Title: More Happy Than Not
Author: Adam Silvera
Release Date: 06/2/2015
Reviewed by: Emily
The Leteo Institute’s revolutionary memory-relief procedure seems too good to be true to Aaron Soto — miracle cure-alls don’t tend to pop up in the Bronx projects. But Aaron can’t forget how he’s grown up poor or how his friends aren’t always there for him. Like after his father committed suicide in their one bedroom apartment. Aaron has the support of his patient girlfriend, if not necessarily his distant brother and overworked mother, but it’s not enough.
Then Thomas shows up. He has a sweet movie-watching setup on his roof, and he doesn’t mind Aaron’s obsession with a popular fantasy series. There are nicknames, inside jokes. Most importantly, Thomas doesn’t mind talking about Aaron’s past. But Aaron’s new-found happiness isn’t welcome on his block. Since he’s can’t stay away from Thomas or suddenly stop being gay, Aaron must turn to Leteo to straighten himself out, even if it means forgetting who he is.
Here’s a conversation I had with my friend about More Happy Than Not:
Me: Read this book. It’s really good.

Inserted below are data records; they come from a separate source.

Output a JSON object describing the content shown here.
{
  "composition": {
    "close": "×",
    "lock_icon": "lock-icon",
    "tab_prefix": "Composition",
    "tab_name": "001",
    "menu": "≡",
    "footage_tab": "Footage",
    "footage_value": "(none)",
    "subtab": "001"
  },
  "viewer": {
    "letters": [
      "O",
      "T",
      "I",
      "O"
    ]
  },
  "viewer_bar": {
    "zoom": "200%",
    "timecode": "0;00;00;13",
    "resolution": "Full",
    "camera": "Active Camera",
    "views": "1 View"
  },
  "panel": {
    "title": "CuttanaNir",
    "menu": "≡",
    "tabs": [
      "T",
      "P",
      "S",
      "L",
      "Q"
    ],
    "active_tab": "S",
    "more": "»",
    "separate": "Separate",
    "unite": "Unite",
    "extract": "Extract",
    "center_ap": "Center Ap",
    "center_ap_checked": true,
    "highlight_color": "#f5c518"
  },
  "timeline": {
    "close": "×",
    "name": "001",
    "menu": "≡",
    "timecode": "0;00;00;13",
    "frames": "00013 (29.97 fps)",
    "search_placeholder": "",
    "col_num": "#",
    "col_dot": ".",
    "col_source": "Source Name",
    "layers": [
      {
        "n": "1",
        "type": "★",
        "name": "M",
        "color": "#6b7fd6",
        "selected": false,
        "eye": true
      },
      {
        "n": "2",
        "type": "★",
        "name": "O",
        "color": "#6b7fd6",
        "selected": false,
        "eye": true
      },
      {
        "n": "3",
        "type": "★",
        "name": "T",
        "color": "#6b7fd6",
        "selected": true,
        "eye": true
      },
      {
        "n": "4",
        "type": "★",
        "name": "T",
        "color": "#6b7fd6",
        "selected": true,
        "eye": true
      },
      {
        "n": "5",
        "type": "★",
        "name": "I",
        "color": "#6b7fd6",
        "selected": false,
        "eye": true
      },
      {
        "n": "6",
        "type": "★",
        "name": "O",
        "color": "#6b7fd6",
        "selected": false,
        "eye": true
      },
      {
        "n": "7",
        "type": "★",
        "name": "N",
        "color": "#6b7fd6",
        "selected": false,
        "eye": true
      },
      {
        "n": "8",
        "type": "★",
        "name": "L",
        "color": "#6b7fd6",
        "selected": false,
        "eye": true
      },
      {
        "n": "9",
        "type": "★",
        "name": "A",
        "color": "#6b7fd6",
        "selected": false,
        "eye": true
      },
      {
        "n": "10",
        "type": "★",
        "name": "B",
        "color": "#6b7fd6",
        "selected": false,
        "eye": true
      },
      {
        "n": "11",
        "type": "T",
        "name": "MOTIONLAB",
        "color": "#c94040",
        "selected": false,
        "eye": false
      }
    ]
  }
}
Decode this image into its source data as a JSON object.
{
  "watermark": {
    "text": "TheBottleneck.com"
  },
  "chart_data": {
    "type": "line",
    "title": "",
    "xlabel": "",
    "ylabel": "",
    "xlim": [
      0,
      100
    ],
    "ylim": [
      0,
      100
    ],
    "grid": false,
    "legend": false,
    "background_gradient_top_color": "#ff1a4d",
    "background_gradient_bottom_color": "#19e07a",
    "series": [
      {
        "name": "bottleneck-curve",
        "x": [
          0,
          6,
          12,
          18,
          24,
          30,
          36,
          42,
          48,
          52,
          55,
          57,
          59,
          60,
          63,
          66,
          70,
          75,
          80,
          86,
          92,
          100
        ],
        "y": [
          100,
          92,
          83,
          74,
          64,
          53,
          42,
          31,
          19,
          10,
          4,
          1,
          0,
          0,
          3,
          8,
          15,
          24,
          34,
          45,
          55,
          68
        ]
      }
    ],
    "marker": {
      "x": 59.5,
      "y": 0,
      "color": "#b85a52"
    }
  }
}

Friend: What’s it about?
Me: It’s this mix between science fiction and contemporary, and coming to terms with sexuality.
Me: Also there’s a plot twist.
Friend: Maybe I’ll read it at some point.
Me: No no no. I’ll lend you my copy right now. I can’t talk about it without spoiling it but it’s a good plot twist.
Friend: . . .
Me: The plot, that I won’t spoil for you, has a big twist and it’s good.
The world-building, exploration of how Aaron interacts with his environment, and seamless integration of science fiction into the contemporary setting were amazing. The portrayal of Aaron’s struggle with internalized homophobia is really spot-on. Silvera artfully combined the universal elements of that experience with issues specific to Aaron’s life. I was really drawn in by the Leteo Institute and all the ethics questions it brings up, especially with regards to Aaron. The inclusion of the Leteo Institute draws parallels to the real world issues of conversion therapy and the search for the “gay gene” along with a way to prevent it. The novel does a good job bringing up and discussing these issues within the novel and I think it starts a dialogue for readers to consider beyond the scope of the novel. This novel is definitely an emotional roller coaster (especially because I’ve dealt with — and to be honest sometimes still deal with — my own internalized homophobia) and the plot twist is so. Damn. Good. I know I keep mentioning it and I’m being vague to avoid spoilers but honestly it’s mind-blowing. Silvera’s voice is a talented new addition to the young adult world and I can’t wait until everyone reads More Happy Than Not out now!